With the World Health Organization’s warning about the Coronavirus, many scheduled flights to the Far East have been cancelled. Those flying domestically, however, still wonder about their chances of catching the Coronavirus, or some other virus, while airborne. Here are three tips to keep you heathy in the air.
It’s Not Your Imagination
Some say that after flying in a commercial jet airliner, they seem to get sick. Is that their imagination? Probably not. The Journal of Environmental Health Research and other scholarly journals have documented a significant increase in one’s chances of getting sick after flying. It may not be the Coronavirus, but the cold or flu is not fun either. So what can be done? Doctor Aviation recommends these three simple rules.
Don’t Touch Your Face
Hands are where germs collect on the human body. Touching that seat back on the way to our seat. Opening the overhead bin, latching the safety belt, closing the tray table and pressing the button to recline the seat. All of the surfaces contain germs left by dozens of individuals who preceded me and you on that airplane.
When we touch our face, scratch our cheek, cover our mouth with a yawn, we are putting our germ invested hands near our ear, noses and mouth. All areas where germs can easily get inside our bodies. If you have to itch that ear, try to grab a napkin to do the touching.
Use the Air Vent
It is right next to the reading light. That vent is bringing filtered air down to you. That filtered air is extracting over 99% of the germs. Whereas the air being exhaled by those around you is not filtered. By pointing the air vent directly down in front your face and chest, you are creating a cone of clean air. You can’t help the air you breathe for minutes on your way to and from the exits, however, you can control what you are breathing for hours while you fly.
Wash Those Hands
During my Air Force career, I have been fortunate to know four members of the Thunderbirds. It has been a privilege being around these gentlemen. Once I had a conversation with the Thunderbirds Flight Surgeon. A flight surgeon (aka flight doc) is a doctor trained in aviation issues and they are tasked to keep the flyers on a base healthy.
I asked him, “Doc, these Thunderbirds fly hundreds of shows a year, how in the world do you keep them healthy”? He did not bat an eye, “I tell them to wash their hands all of the time. That is the number one way we spread germs. These guys shake a lot of hands, they give a lot of autographs, they are constantly touching things that exposes them to germs. Right after an autograph sessions, or a meet and greet, I tell them to head to the bathroom to wash up. Especially before eating”. The same holds true for the flying public.
These Three Things

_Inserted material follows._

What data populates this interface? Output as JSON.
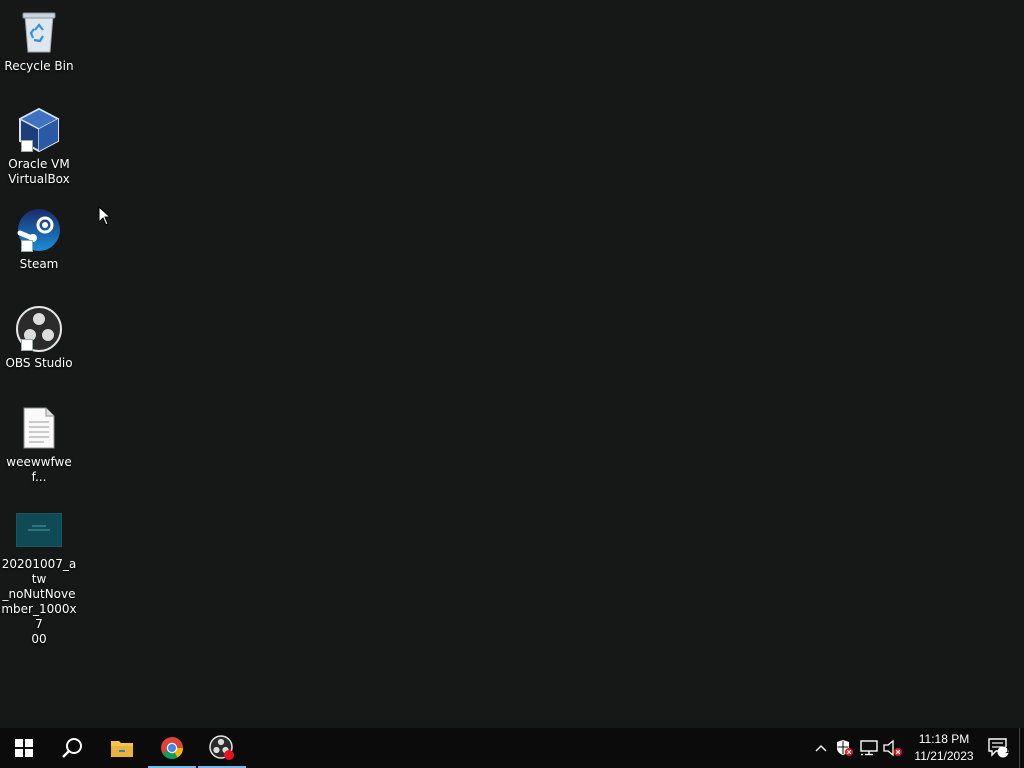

Plus making sure you drink plenty of water (cabin air has less moisture in the air that what we breathe on the ground) will go a long way in keeping you healthy. You may not be at risk for the Coronavirus, but the flu or common cold would be happy to “jump on you” during your next flight. For more great tips see this article from the Point Guy.